The Pythian Apartments, Downtown New Orleans
The Pythian Apartments building in downtown New Orleans was a $44 million renovation completed in June 2017. The historic nine-story building was originally built in 1908 by S.W.Green, the leader of the Grand Lodge Colored Knights, an African American fraternal organization.
According to an article in NOLA.com, the building served as “a center for African American commercial life, including Green’s Liberty Independent Life Insurance Co., a bank, the Negro Board of Trade and the Louisiana Weekly newspaper. A popular theater and rooftop garden hosted performances that included an appearance from a young Louis Armstrong.” The building is now home to 69 apartments that target middle-income workers to provide affordable housing in a desirable downtown neighborhood.
When renovating this historic building into the Pythian Apartments, the goal was to recreate the original look of the building. Over the course of its long history, the building was renovated multiple times. In the 1940s an additional floor was added. In the 1960s, the then-building owner doubled the size of the building and covered it with a new facade, hiding the intricate brickwork and historic windows. This meant that each of these looks had to be taken into consideration and replicated during the renovation of the building.
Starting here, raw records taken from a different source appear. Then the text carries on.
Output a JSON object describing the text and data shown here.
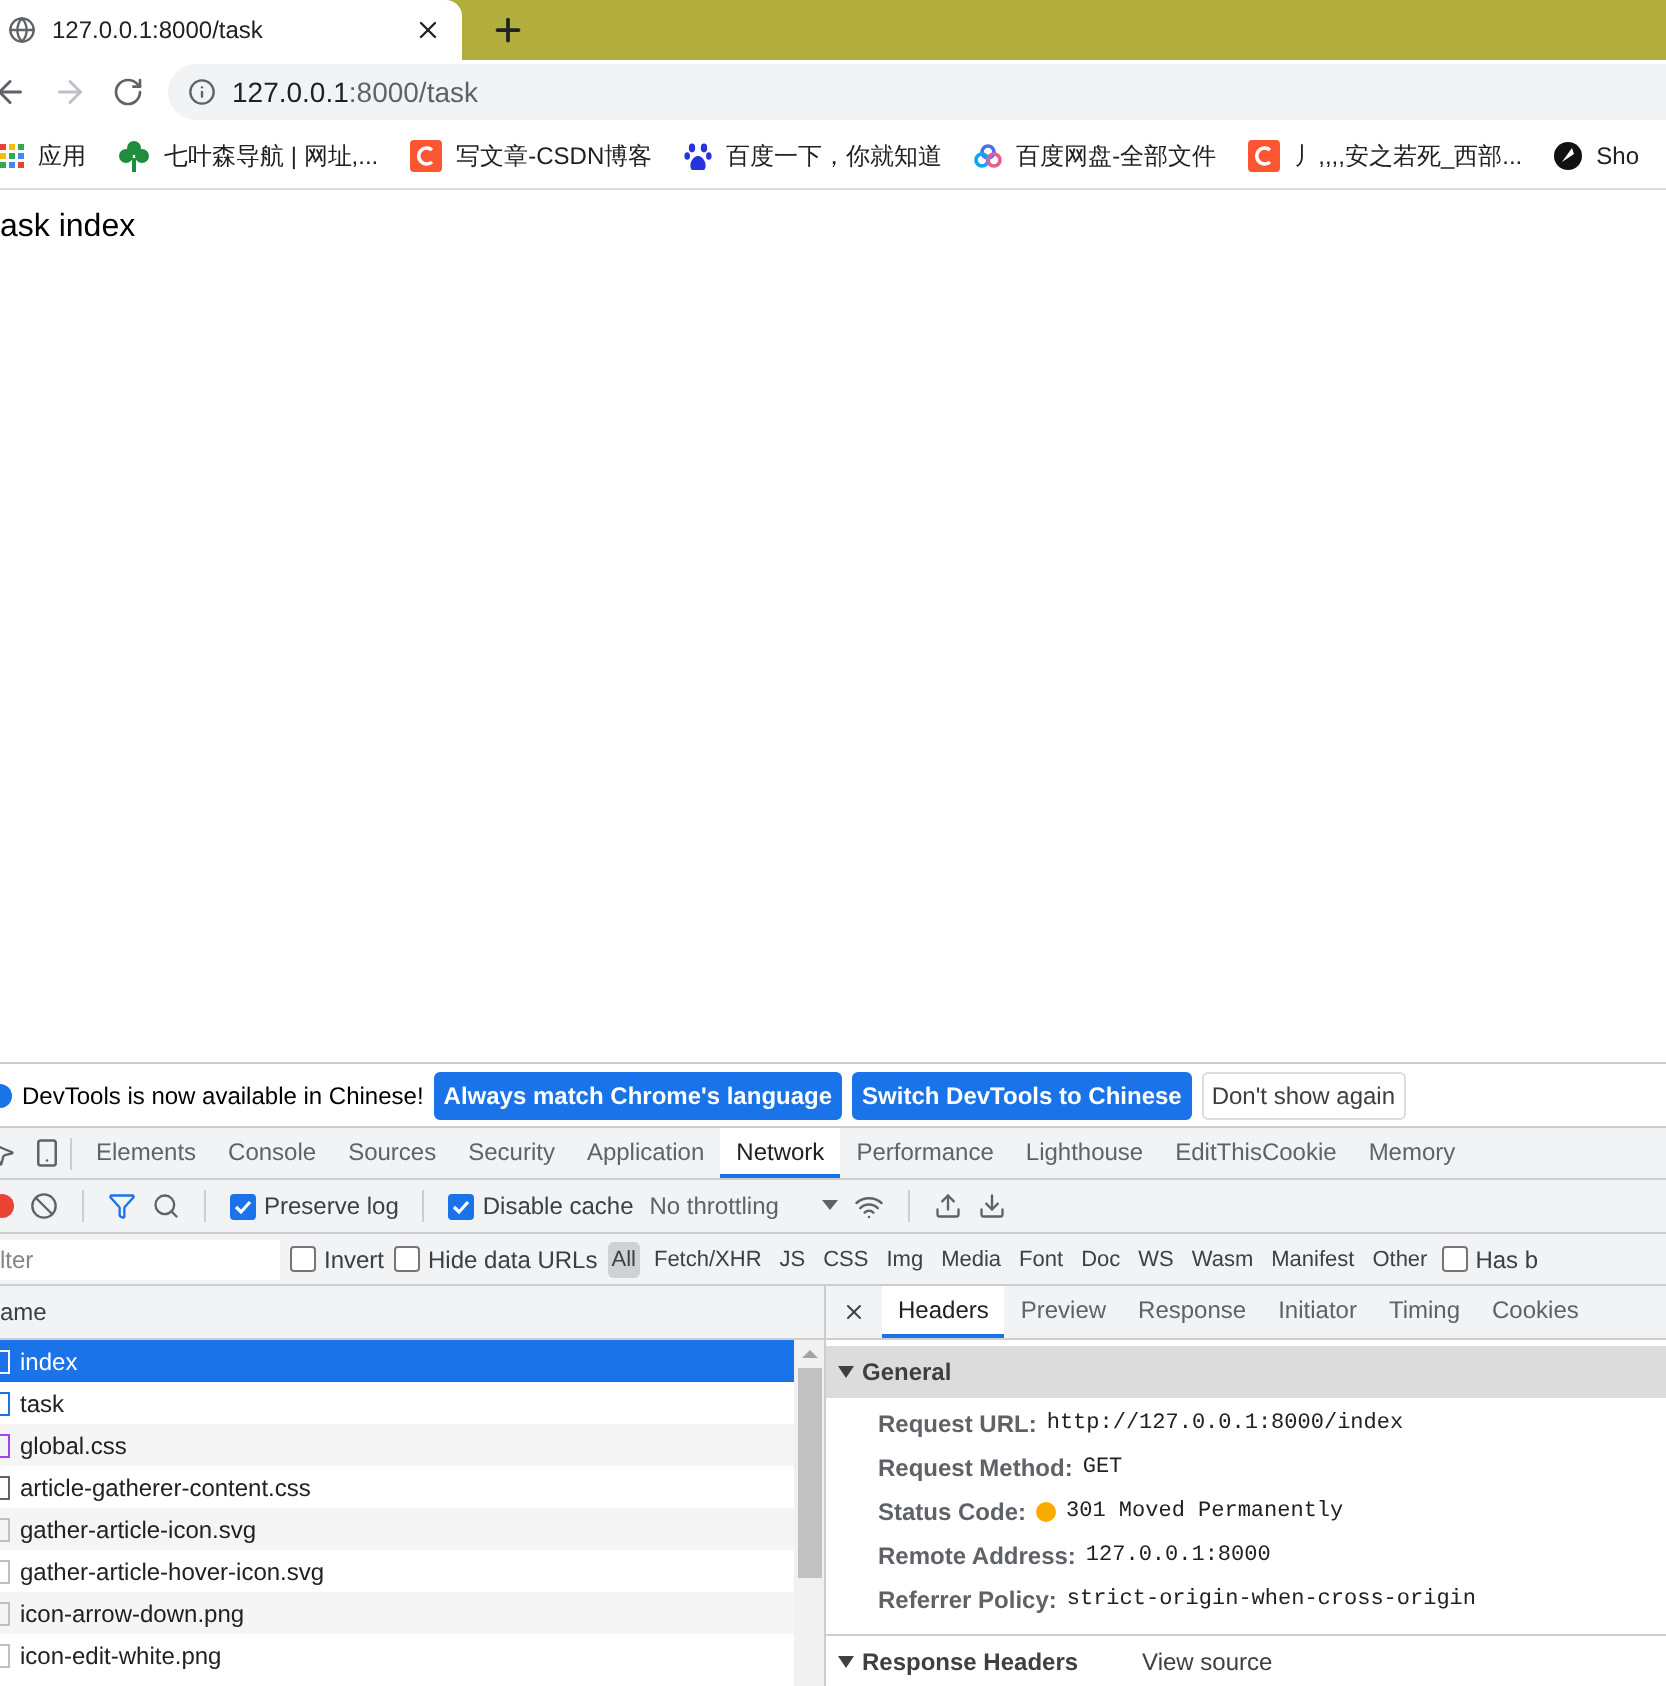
{
  "browser_tab": {
    "title": "127.0.0.1:8000/task"
  },
  "address_bar": {
    "host": "127.0.0.1",
    "path": ":8000/task"
  },
  "bookmarks": [
    {
      "label": "应用",
      "kind": "apps"
    },
    {
      "label": "七叶森导航 | 网址,...",
      "kind": "clover"
    },
    {
      "label": "写文章-CSDN博客",
      "kind": "csdn"
    },
    {
      "label": "百度一下，你就知道",
      "kind": "paw"
    },
    {
      "label": "百度网盘-全部文件",
      "kind": "cloud"
    },
    {
      "label": "丿,,,,安之若死_西部...",
      "kind": "csdn"
    },
    {
      "label": "Sho",
      "kind": "dark"
    }
  ],
  "page": {
    "text": "ask index"
  },
  "infobar": {
    "message": "DevTools is now available in Chinese!",
    "buttons": [
      {
        "label": "Always match Chrome's language",
        "kind": "primary"
      },
      {
        "label": "Switch DevTools to Chinese",
        "kind": "primary"
      },
      {
        "label": "Don't show again",
        "kind": "secondary"
      }
    ]
  },
  "devtools_tabs": [
    {
      "label": "Elements",
      "selected": false
    },
    {
      "label": "Console",
      "selected": false
    },
    {
      "label": "Sources",
      "selected": false
    },
    {
      "label": "Security",
      "selected": false
    },
    {
      "label": "Application",
      "selected": false
    },
    {
      "label": "Network",
      "selected": true
    },
    {
      "label": "Performance",
      "selected": false
    },
    {
      "label": "Lighthouse",
      "selected": false
    },
    {
      "label": "EditThisCookie",
      "selected": false
    },
    {
      "label": "Memory",
      "selected": false
    }
  ],
  "network_toolbar": {
    "recording": true,
    "preserve_log": {
      "label": "Preserve log",
      "checked": true
    },
    "disable_cache": {
      "label": "Disable cache",
      "checked": true
    },
    "throttling": "No throttling"
  },
  "filter_bar": {
    "placeholder": "lter",
    "invert": {
      "label": "Invert",
      "checked": false
    },
    "hide_data_urls": {
      "label": "Hide data URLs",
      "checked": false
    },
    "types": [
      {
        "label": "All",
        "selected": true
      },
      {
        "label": "Fetch/XHR",
        "selected": false
      },
      {
        "label": "JS",
        "selected": false
      },
      {
        "label": "CSS",
        "selected": false
      },
      {
        "label": "Img",
        "selected": false
      },
      {
        "label": "Media",
        "selected": false
      },
      {
        "label": "Font",
        "selected": false
      },
      {
        "label": "Doc",
        "selected": false
      },
      {
        "label": "WS",
        "selected": false
      },
      {
        "label": "Wasm",
        "selected": false
      },
      {
        "label": "Manifest",
        "selected": false
      },
      {
        "label": "Other",
        "selected": false
      }
    ],
    "has_blocked": {
      "label": "Has b",
      "checked": false
    }
  },
  "requests": {
    "column": "ame",
    "rows": [
      {
        "name": "index",
        "selected": true,
        "color": "#ffffff"
      },
      {
        "name": "task",
        "selected": false,
        "color": "#1a73e8"
      },
      {
        "name": "global.css",
        "selected": false,
        "color": "#a142f4"
      },
      {
        "name": "article-gatherer-content.css",
        "selected": false,
        "color": "#5f6368"
      },
      {
        "name": "gather-article-icon.svg",
        "selected": false,
        "color": "#bdc1c6"
      },
      {
        "name": "gather-article-hover-icon.svg",
        "selected": false,
        "color": "#bdc1c6"
      },
      {
        "name": "icon-arrow-down.png",
        "selected": false,
        "color": "#bdc1c6"
      },
      {
        "name": "icon-edit-white.png",
        "selected": false,
        "color": "#bdc1c6"
      }
    ]
  },
  "details": {
    "tabs": [
      {
        "label": "Headers",
        "selected": true
      },
      {
        "label": "Preview",
        "selected": false
      },
      {
        "label": "Response",
        "selected": false
      },
      {
        "label": "Initiator",
        "selected": false
      },
      {
        "label": "Timing",
        "selected": false
      },
      {
        "label": "Cookies",
        "selected": false
      }
    ],
    "general": {
      "title": "General",
      "expanded": true,
      "fields": [
        {
          "label": "Request URL:",
          "value": "http://127.0.0.1:8000/index"
        },
        {
          "label": "Request Method:",
          "value": "GET"
        },
        {
          "label": "Status Code:",
          "value": "301 Moved Permanently",
          "color": "#f9ab00"
        },
        {
          "label": "Remote Address:",
          "value": "127.0.0.1:8000"
        },
        {
          "label": "Referrer Policy:",
          "value": "strict-origin-when-cross-origin"
        }
      ]
    },
    "response_headers": {
      "title": "Response Headers",
      "expanded": true,
      "view_source": "View source"
    }
  }
}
Historical evaluations for original product dimensions were evaluated during design development in consultation with the architect Studio WTA in order to set historical design parameters for the new impact tested assemblies.
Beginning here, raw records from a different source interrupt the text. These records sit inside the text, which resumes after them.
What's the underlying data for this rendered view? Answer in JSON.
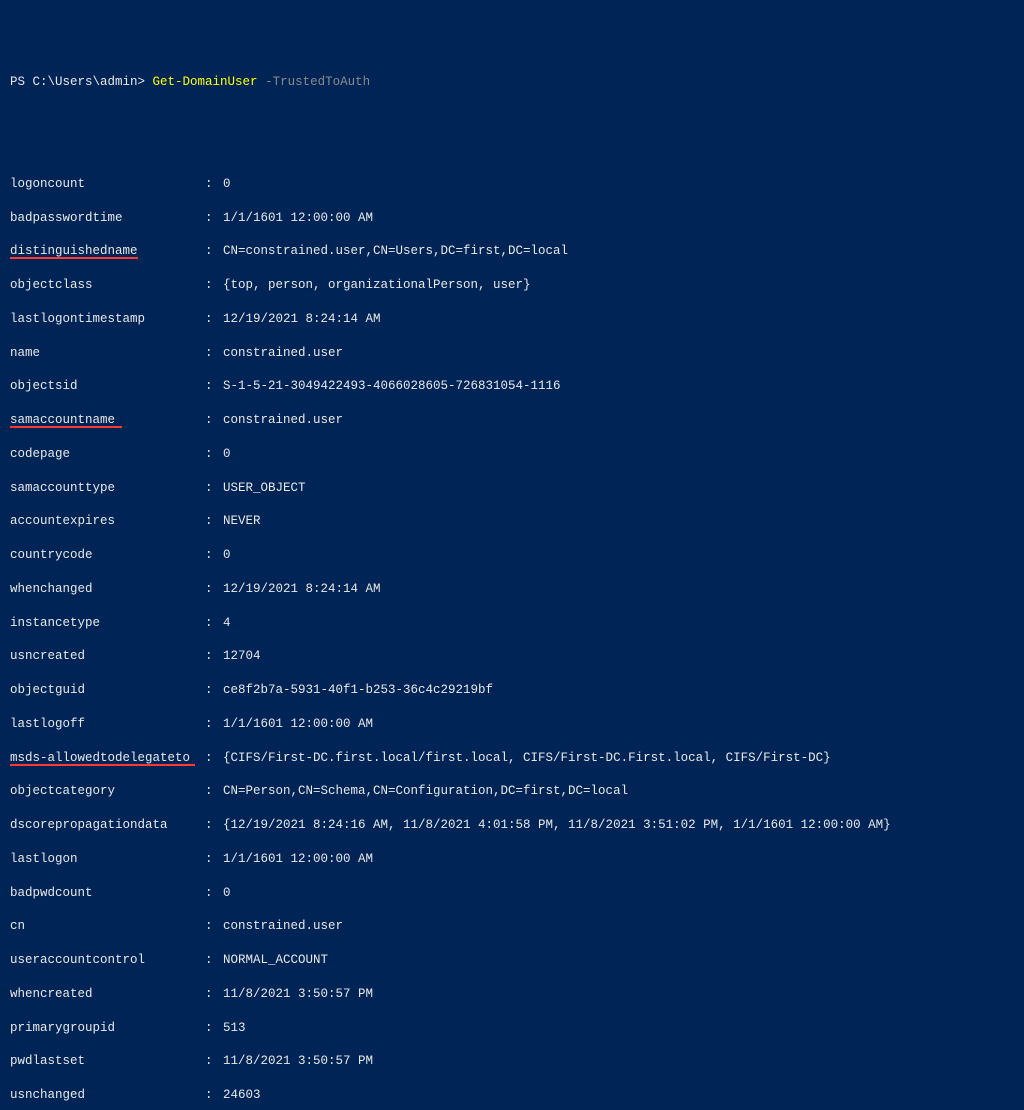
{
  "prompt": {
    "prefix": "PS C:\\Users\\admin> ",
    "cmdlet": "Get-DomainUser",
    "param": " -TrustedToAuth"
  },
  "props": {
    "logoncount": {
      "label": "logoncount",
      "value": "0"
    },
    "badpasswordtime": {
      "label": "badpasswordtime",
      "value": "1/1/1601 12:00:00 AM"
    },
    "distinguishedname": {
      "label": "distinguishedname",
      "value": "CN=constrained.user,CN=Users,DC=first,DC=local"
    },
    "objectclass": {
      "label": "objectclass",
      "value": "{top, person, organizationalPerson, user}"
    },
    "lastlogontimestamp": {
      "label": "lastlogontimestamp",
      "value": "12/19/2021 8:24:14 AM"
    },
    "name": {
      "label": "name",
      "value": "constrained.user"
    },
    "objectsid": {
      "label": "objectsid",
      "value": "S-1-5-21-3049422493-4066028605-726831054-1116"
    },
    "samaccountname": {
      "label": "samaccountname",
      "value": "constrained.user"
    },
    "codepage": {
      "label": "codepage",
      "value": "0"
    },
    "samaccounttype": {
      "label": "samaccounttype",
      "value": "USER_OBJECT"
    },
    "accountexpires": {
      "label": "accountexpires",
      "value": "NEVER"
    },
    "countrycode": {
      "label": "countrycode",
      "value": "0"
    },
    "whenchanged": {
      "label": "whenchanged",
      "value": "12/19/2021 8:24:14 AM"
    },
    "instancetype": {
      "label": "instancetype",
      "value": "4"
    },
    "usncreated": {
      "label": "usncreated",
      "value": "12704"
    },
    "objectguid": {
      "label": "objectguid",
      "value": "ce8f2b7a-5931-40f1-b253-36c4c29219bf"
    },
    "lastlogoff": {
      "label": "lastlogoff",
      "value": "1/1/1601 12:00:00 AM"
    },
    "msds": {
      "label": "msds-allowedtodelegateto",
      "value": "{CIFS/First-DC.first.local/first.local, CIFS/First-DC.First.local, CIFS/First-DC}"
    },
    "objectcategory": {
      "label": "objectcategory",
      "value": "CN=Person,CN=Schema,CN=Configuration,DC=first,DC=local"
    },
    "dscorepropagationdata": {
      "label": "dscorepropagationdata",
      "value": "{12/19/2021 8:24:16 AM, 11/8/2021 4:01:58 PM, 11/8/2021 3:51:02 PM, 1/1/1601 12:00:00 AM}"
    },
    "lastlogon": {
      "label": "lastlogon",
      "value": "1/1/1601 12:00:00 AM"
    },
    "badpwdcount": {
      "label": "badpwdcount",
      "value": "0"
    },
    "cn": {
      "label": "cn",
      "value": "constrained.user"
    },
    "useraccountcontrol": {
      "label": "useraccountcontrol",
      "value": "NORMAL_ACCOUNT"
    },
    "whencreated": {
      "label": "whencreated",
      "value": "11/8/2021 3:50:57 PM"
    },
    "primarygroupid": {
      "label": "primarygroupid",
      "value": "513"
    },
    "pwdlastset": {
      "label": "pwdlastset",
      "value": "11/8/2021 3:50:57 PM"
    },
    "usnchanged": {
      "label": "usnchanged",
      "value": "24603"
    }
  },
  "colon": ": "
}
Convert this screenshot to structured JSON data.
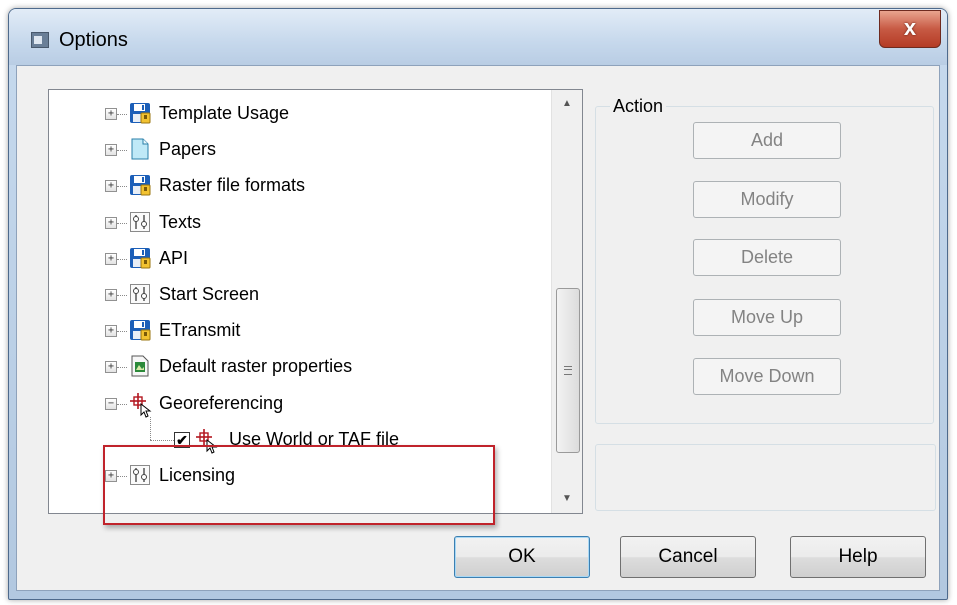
{
  "window": {
    "title": "Options",
    "close_label": "x"
  },
  "tree": {
    "items": [
      {
        "label": "Template Usage",
        "icon": "save-disk-icon"
      },
      {
        "label": "Papers",
        "icon": "document-icon"
      },
      {
        "label": "Raster file formats",
        "icon": "save-disk-icon"
      },
      {
        "label": "Texts",
        "icon": "settings-sliders-icon"
      },
      {
        "label": "API",
        "icon": "save-disk-icon"
      },
      {
        "label": "Start Screen",
        "icon": "settings-sliders-icon"
      },
      {
        "label": "ETransmit",
        "icon": "save-disk-icon"
      },
      {
        "label": "Default raster properties",
        "icon": "raster-properties-icon"
      },
      {
        "label": "Georeferencing",
        "icon": "crosshair-cursor-icon",
        "expanded": true
      },
      {
        "label": "Use World or TAF file",
        "icon": "crosshair-cursor-icon",
        "checked": true,
        "child": true
      },
      {
        "label": "Licensing",
        "icon": "settings-sliders-icon"
      }
    ]
  },
  "action_group": {
    "label": "Action",
    "buttons": [
      "Add",
      "Modify",
      "Delete",
      "Move Up",
      "Move Down"
    ]
  },
  "buttons": {
    "ok": "OK",
    "cancel": "Cancel",
    "help": "Help"
  },
  "colors": {
    "highlight_border": "#c0232b",
    "disabled_text": "#838383"
  }
}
Glazing contractor DeGeorge Glass worked with YKK AP as the designated storefront and unitized curtain wall manufacturer, and Winco Windows as the window supplier to make this happen. YKK AP’s YUW 750 XT unitized window wall system was used to match the 1960’s part of the building, while Winco Windows recreated the historic windows in the oldest part of the building.
The result is a stunning mix of historic and modern architecture, with a proper nod to the building’s history and neighborhood.